The monitor was a 1.5-liter stainless steel, silicon-lined Summa vacuum canister, calibrated to sample the air continuously for 12 hours. Fumigation of the first 2 acres of the field began at approximately 9 a.m. on Oct. 16. The applicator reported using 250 pounds per acre of methyl bromide. The field was covered with a high-barrier plastic tarp, which is supposed to prevent the pesticide from drifting. At 6:45 p.m., the monitor was activated, and remained on until 6:45 a.m. on Oct. 17. At that hour applicators began fumigation of the second section of the field. The resident operating the monitor mistakenly reopened the vacuum valve at 6:40 p.m. that evening, and it remained open until 1 p.m. Oct. 20. The canister was then shipped to an independent laboratory, which analyzed the contents twice to ensure accuracy.


Laboratory analysis revealed a 12-hour average of 230 parts per billion (ppb) of methyl bromide in the air approximately 350 feet from the fumigated field. The health standard established by the California Department of Pesticide Regulation (DPR) is 210 ppb, averaged over 24 hours. The state-mandated buffer zone for this application was 30 feet.


While the error in operating the monitor cautions against firm conclusions about the findings, it does not invalidate them: In fact, the result would be to make the levels appear lower than they actually were. If the monitor is left on longer than 12 hours, it will sample only until the canister fills with air. A pressure gauge on the canister allows the operator to see what portion of the vacuum pressure remains at the end of the sampling session. This reading is recorded by the operator in order to allow the laboratory to tell how much air was actually drawn into the canister.

At the end of the first 12 hours of sampling, the gauge indicated very little negative pressure in the canister, and the remainder would have been quickly depleted when the valve was reopened. According to the laboratory, the results would still be valid for a 12-hour sample. If anything, allowing the valve to remain open after the canister was full would have allowed some air to escape, lowering the amount of methyl bromide captured and making the final results conservative. It is safe to say that at a minimum there was 230 ppb of methyl bromide in the air over the first 12 hours.

It is important to note that several other recommended exposure levels have been established that are much more protective than DPR's standard of 210 ppb over 24 hours:

  • California's double standard.
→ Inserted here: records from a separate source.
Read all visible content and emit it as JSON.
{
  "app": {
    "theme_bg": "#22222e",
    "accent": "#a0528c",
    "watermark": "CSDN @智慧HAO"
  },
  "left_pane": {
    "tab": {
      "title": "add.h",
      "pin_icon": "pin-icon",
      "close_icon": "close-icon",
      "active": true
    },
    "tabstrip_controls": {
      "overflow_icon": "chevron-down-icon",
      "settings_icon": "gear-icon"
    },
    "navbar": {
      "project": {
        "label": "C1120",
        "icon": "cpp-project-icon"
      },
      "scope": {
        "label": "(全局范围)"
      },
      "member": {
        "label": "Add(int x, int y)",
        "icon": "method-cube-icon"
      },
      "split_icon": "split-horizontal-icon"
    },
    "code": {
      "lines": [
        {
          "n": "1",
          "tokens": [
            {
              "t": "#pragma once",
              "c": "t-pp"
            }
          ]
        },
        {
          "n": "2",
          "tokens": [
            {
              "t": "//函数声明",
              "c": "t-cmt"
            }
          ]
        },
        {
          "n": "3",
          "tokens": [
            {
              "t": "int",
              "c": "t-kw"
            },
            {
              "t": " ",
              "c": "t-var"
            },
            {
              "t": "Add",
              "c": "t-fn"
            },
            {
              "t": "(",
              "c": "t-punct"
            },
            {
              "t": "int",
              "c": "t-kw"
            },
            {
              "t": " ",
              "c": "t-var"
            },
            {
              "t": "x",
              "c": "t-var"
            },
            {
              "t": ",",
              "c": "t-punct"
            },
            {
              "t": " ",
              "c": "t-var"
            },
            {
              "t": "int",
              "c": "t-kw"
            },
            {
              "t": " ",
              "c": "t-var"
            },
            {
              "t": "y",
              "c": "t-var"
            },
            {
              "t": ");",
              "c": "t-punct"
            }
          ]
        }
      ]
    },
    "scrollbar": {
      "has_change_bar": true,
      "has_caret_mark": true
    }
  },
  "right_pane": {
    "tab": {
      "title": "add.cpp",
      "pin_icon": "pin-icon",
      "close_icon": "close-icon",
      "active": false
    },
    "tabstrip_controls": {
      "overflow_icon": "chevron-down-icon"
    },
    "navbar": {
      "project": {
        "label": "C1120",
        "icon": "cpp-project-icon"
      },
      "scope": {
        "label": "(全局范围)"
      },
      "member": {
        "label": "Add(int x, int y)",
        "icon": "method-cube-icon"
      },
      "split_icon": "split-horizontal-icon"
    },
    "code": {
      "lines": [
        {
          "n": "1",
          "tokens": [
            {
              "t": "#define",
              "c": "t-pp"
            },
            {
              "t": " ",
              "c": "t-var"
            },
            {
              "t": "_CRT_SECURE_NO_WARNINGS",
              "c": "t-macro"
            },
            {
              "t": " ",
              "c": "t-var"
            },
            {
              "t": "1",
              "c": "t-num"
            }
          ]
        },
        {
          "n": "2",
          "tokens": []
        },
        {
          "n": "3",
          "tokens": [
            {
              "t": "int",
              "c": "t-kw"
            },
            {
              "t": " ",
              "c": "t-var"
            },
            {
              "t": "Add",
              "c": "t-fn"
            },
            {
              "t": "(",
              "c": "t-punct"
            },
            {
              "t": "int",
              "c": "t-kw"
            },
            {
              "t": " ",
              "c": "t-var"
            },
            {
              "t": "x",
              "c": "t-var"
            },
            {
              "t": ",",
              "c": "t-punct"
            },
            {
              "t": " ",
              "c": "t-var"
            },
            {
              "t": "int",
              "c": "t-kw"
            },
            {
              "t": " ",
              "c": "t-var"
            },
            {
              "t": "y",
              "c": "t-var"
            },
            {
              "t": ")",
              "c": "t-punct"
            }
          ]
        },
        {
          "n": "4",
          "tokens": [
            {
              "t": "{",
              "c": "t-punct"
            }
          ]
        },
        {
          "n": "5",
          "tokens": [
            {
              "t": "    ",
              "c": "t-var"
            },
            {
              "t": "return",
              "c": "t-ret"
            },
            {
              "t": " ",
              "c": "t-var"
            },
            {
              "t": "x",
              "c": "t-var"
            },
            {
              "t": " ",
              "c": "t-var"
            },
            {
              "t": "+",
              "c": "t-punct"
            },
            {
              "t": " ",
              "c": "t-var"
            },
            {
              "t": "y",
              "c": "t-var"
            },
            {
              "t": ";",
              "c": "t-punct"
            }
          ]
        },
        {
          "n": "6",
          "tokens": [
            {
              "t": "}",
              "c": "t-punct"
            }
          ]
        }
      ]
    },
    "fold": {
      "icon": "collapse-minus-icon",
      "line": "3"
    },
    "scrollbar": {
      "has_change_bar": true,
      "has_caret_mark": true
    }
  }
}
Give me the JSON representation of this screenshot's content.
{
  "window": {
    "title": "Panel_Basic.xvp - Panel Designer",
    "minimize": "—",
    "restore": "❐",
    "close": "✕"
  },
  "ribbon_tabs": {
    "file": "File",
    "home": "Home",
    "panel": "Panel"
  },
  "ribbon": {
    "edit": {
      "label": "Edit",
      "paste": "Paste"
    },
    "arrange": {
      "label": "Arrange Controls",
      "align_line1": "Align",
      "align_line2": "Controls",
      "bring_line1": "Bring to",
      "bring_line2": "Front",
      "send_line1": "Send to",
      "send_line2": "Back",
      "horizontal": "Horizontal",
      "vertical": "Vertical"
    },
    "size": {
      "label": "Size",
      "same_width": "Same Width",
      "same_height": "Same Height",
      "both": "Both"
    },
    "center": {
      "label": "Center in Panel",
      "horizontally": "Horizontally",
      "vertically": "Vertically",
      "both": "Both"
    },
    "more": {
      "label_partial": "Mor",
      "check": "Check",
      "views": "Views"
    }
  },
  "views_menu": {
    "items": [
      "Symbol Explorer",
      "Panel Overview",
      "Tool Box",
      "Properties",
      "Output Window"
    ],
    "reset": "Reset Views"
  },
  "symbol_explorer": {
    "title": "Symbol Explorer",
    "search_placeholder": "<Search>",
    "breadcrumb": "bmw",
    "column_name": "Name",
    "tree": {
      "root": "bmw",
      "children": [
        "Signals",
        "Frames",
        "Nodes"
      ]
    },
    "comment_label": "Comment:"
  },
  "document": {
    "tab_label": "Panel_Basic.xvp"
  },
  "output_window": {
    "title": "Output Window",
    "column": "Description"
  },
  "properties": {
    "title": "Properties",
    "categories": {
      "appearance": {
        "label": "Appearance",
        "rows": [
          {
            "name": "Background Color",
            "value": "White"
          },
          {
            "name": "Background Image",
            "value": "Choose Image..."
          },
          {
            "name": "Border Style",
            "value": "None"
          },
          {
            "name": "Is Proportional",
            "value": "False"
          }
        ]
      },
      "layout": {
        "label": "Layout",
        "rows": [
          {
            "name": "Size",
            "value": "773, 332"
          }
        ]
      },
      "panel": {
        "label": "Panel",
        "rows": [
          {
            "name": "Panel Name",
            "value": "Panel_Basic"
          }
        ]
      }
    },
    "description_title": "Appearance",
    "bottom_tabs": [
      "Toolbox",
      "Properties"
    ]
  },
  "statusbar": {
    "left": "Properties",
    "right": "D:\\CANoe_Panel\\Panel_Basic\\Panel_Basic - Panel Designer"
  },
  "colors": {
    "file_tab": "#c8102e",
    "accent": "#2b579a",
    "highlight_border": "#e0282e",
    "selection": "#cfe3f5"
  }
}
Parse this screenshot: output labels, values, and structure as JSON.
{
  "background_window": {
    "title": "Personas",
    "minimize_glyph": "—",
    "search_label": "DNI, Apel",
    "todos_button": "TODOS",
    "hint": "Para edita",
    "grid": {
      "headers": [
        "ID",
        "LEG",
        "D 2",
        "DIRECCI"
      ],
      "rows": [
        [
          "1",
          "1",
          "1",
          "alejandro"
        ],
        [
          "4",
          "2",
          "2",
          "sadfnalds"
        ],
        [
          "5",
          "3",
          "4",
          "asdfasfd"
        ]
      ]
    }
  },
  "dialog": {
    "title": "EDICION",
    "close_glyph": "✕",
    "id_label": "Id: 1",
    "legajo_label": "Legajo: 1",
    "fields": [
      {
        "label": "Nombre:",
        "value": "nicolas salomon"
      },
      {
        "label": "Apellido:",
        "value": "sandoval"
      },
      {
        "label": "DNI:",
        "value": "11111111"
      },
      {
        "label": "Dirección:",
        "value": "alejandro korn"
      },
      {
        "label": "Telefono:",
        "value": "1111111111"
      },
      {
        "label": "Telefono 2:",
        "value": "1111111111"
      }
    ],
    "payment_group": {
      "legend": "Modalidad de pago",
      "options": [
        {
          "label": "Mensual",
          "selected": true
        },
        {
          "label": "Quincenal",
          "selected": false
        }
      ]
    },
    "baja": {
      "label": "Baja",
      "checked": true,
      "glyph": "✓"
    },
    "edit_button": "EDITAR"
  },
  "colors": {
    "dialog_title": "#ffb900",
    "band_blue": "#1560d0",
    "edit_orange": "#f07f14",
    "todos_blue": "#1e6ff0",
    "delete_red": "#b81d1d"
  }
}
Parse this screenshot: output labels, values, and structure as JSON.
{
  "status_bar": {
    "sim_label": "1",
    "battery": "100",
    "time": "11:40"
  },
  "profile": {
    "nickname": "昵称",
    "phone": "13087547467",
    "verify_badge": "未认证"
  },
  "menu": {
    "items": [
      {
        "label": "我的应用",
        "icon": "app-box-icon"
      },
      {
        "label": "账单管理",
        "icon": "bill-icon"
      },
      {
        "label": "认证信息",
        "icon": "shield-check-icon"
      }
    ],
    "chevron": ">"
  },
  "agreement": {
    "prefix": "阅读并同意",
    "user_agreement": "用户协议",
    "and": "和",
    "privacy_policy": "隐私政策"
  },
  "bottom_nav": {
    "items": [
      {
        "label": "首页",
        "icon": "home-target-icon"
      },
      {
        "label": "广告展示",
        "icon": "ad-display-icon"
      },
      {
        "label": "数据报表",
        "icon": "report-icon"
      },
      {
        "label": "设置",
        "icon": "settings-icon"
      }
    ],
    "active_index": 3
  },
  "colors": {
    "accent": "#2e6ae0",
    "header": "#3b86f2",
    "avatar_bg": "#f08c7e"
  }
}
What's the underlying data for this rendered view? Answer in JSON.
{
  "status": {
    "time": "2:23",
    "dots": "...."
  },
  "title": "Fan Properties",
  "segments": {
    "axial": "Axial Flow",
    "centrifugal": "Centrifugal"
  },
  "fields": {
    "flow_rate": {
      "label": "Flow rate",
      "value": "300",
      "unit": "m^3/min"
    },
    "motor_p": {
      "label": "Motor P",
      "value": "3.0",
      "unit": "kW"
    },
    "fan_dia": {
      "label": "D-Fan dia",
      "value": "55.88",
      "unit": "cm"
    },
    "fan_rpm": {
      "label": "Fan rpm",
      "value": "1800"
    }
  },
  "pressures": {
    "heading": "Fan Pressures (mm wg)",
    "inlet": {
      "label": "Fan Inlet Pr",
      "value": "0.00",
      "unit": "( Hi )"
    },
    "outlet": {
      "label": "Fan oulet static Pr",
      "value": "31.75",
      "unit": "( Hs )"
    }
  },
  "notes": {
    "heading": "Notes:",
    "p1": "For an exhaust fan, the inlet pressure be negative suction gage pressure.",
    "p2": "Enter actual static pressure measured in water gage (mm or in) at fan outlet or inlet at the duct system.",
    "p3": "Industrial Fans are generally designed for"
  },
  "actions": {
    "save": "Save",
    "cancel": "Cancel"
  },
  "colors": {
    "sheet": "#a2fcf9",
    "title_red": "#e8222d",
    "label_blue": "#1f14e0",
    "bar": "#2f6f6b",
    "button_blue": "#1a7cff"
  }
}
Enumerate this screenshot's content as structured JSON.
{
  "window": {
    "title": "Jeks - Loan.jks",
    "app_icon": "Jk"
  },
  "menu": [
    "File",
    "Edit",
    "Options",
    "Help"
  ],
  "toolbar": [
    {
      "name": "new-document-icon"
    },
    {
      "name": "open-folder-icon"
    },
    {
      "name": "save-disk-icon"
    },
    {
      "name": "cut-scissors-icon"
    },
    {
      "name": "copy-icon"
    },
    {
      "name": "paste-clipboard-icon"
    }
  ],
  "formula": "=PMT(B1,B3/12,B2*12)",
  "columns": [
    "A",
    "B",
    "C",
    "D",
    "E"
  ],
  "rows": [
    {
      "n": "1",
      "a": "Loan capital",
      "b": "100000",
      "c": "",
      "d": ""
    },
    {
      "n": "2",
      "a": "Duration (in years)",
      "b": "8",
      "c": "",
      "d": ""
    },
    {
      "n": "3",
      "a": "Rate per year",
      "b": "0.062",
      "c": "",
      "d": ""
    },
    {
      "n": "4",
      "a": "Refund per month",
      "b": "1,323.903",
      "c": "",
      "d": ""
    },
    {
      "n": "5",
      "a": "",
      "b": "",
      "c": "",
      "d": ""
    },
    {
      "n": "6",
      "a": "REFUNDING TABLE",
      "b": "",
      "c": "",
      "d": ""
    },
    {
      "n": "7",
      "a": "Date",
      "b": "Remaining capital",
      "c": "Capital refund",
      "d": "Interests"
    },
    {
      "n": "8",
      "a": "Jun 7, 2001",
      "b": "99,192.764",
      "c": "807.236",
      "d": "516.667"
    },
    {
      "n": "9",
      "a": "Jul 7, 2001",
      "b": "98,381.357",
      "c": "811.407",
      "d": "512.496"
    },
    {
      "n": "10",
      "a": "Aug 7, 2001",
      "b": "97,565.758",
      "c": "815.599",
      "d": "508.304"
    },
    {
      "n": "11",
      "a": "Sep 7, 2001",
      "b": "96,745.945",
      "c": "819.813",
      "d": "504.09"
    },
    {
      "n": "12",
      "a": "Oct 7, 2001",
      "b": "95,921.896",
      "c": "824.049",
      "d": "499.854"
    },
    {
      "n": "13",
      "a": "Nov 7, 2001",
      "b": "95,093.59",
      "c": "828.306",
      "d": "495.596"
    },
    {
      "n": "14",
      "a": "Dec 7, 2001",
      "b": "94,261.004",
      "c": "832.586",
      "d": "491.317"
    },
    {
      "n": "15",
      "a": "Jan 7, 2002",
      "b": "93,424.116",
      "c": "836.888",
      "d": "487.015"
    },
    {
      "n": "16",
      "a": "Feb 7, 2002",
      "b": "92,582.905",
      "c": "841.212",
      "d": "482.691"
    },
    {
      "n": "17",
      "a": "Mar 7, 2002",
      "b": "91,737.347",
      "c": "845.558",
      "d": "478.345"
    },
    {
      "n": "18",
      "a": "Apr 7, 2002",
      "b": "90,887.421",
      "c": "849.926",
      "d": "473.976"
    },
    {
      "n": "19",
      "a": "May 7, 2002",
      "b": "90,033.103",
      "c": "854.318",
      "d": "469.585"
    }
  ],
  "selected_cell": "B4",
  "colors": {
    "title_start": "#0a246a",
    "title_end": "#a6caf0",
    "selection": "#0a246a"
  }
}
When methyl bromide is used in indoor fumigations, the warning level under Proposition 65, California's main toxics law, is 21 ppb 10 times more protective than the standard for outdoor use. Also, in 1992, DPR's own scientists recommended a 24-hour exposure standard for children of 60 ppb. This recommendation was not adopted by the agency.
  • Federal Minimal Risk Level. The federal Agency for Toxic Substances and Disease Registry (ATSDR) has established a Minimal Risk Level (MRL) for methyl bromide of 50 ppb for exposure periods of 1-14 days. MRLs are used by regulators to determine whether a hazardous waste site may pose a risk to public health. The agency says the MRL is set below levels that might cause adverse health effects in the people most sensitive. If levels exceeding the MRL are detected coming from a Superfund site, regulators may order a study of the risk to the public, including air monitoring and health surveys. While ATSDR says that Òexposure to a level above the MRL does not mean adverse effects will occur, the agency also endorses a conservative approach to setting exposure levels, consistent with the public health principle of prevention.

Figure 1: Methyl bromide levels found at the Duna Vista compared to recommended 24-hour exposure levels. (1) 1-14 days. (2) 12-hour sample.


For at least 12 hours, residents of Duna Vista were exposed to levels of methyl bromide exceeding the state's Prop. 65 warning level, the federal Minimal Risk Level, and in all likelihood, the state's outdoor safety standard. These results support previous findings of methyl bromide's extreme volatility, and underscore the need for public health standards consistent with the principle of prevention.